▶ What to produce:
From the records below, please return each line that holds the word "Order".

Source records:
====

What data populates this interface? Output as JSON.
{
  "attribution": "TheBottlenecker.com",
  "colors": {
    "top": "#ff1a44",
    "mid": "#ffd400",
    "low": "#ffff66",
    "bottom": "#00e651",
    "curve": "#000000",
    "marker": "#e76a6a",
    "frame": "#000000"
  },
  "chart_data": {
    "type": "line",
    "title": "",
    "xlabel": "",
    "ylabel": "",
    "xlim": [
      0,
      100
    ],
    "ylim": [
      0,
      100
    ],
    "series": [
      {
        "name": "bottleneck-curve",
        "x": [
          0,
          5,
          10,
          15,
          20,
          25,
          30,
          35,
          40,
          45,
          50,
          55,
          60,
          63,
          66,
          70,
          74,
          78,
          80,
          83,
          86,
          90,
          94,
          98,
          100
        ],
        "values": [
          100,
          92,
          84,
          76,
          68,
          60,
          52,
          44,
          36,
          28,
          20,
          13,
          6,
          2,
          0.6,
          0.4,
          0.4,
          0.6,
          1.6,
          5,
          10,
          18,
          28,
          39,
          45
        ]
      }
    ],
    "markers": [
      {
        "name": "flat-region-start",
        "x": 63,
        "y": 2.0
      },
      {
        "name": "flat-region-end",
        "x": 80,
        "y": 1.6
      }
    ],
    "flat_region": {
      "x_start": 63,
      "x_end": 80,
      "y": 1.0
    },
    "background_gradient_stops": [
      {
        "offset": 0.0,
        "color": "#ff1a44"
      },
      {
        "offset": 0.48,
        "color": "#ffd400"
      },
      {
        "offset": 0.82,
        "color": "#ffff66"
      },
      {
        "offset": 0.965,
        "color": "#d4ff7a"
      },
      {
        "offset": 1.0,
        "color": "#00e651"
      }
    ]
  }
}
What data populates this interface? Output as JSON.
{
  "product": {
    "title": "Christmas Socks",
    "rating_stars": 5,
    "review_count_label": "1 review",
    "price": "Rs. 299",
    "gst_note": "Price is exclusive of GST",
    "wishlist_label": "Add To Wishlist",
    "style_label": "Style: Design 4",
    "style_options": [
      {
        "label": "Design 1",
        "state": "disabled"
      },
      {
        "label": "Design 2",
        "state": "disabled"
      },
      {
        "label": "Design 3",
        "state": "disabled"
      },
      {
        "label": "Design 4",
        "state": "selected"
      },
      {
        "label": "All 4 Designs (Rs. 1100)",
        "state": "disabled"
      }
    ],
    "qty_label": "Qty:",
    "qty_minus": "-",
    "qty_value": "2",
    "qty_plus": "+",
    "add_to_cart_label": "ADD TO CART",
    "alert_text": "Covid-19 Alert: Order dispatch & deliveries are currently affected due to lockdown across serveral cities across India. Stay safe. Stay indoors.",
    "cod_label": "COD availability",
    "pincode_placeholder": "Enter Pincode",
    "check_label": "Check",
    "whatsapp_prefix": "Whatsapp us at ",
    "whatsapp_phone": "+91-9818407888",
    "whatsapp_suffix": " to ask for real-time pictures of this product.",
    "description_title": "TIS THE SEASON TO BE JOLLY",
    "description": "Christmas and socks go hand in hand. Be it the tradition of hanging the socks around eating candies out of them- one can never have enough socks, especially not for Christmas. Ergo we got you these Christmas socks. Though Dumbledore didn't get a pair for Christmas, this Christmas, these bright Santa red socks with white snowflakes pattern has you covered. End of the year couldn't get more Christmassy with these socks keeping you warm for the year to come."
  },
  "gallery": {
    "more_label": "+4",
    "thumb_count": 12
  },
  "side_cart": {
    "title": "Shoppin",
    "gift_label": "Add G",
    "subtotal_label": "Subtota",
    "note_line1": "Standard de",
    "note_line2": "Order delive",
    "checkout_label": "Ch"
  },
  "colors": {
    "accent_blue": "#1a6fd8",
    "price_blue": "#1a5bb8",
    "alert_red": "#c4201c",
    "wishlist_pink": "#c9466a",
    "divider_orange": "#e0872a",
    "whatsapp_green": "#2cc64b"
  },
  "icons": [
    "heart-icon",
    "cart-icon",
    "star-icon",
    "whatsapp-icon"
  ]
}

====

▶ Your solution:
    "alert_text": "Covid-19 Alert: Order dispatch & deliveries are currently affected due to lockdown across serveral cities across India. Stay safe. Stay indoors.",
    "note_line2": "Order delive",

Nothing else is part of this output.